- **What this task involves**:
Every line holding the string "true" should be copied from the listing.

========================

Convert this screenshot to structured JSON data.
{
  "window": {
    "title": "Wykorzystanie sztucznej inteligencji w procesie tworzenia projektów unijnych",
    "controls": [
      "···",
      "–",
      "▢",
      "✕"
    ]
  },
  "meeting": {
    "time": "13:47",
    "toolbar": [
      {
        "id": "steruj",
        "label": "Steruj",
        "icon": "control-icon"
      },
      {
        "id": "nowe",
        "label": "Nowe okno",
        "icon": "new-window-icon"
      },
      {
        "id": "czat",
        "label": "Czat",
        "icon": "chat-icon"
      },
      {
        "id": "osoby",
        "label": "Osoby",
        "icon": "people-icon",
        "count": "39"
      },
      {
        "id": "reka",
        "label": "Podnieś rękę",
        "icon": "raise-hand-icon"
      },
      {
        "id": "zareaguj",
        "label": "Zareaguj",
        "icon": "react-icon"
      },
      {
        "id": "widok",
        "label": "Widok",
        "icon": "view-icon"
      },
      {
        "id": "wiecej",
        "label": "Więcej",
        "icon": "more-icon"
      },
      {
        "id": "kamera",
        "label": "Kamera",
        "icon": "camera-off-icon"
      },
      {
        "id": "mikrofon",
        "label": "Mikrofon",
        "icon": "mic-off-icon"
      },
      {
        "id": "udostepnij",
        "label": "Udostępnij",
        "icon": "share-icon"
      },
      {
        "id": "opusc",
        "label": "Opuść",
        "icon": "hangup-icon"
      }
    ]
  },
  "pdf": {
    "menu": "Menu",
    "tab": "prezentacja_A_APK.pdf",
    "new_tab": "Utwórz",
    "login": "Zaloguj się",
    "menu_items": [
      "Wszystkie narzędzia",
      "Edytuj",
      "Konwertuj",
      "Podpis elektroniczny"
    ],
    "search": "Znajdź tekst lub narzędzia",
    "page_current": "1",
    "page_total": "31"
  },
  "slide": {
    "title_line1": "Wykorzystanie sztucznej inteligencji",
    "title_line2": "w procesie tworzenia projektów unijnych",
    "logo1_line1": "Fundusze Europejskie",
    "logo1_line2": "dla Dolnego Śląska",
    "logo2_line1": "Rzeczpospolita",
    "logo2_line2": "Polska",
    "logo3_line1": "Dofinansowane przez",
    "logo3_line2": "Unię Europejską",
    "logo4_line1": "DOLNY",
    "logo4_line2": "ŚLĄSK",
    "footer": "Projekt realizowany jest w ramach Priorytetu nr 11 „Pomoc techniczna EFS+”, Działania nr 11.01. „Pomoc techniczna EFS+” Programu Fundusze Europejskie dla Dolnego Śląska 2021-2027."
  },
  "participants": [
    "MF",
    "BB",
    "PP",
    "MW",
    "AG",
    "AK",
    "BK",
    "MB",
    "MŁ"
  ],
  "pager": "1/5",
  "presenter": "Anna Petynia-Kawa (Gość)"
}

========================

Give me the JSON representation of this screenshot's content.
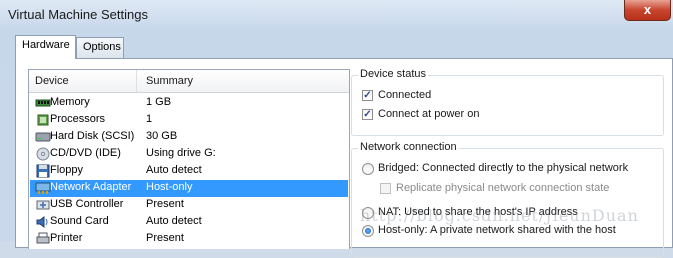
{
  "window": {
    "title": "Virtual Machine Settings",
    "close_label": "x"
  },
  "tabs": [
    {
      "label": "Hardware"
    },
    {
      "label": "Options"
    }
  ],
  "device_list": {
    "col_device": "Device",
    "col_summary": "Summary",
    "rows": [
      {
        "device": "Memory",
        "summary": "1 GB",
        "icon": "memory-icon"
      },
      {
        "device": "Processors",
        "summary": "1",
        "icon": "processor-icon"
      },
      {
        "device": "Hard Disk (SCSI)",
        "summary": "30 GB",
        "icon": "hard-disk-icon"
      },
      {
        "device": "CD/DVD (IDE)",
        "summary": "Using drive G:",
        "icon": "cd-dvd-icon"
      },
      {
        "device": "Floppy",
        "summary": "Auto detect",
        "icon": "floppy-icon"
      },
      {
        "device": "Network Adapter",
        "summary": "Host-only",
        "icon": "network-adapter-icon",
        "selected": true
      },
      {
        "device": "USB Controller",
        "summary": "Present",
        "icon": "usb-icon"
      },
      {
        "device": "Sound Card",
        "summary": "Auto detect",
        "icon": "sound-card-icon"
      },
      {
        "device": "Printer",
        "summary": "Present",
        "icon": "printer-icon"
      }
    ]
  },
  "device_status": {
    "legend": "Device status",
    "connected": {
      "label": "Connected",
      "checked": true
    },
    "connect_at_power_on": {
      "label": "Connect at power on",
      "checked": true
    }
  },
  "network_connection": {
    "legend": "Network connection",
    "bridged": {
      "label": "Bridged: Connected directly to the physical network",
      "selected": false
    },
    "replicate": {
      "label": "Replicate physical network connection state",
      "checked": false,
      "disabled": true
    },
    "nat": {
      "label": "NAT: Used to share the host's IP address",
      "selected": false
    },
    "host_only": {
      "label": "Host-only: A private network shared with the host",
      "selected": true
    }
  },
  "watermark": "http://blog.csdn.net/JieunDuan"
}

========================

- **Exercise solution**:
        "selected": true
      "checked": true
      "checked": true
      "disabled": true
      "selected": true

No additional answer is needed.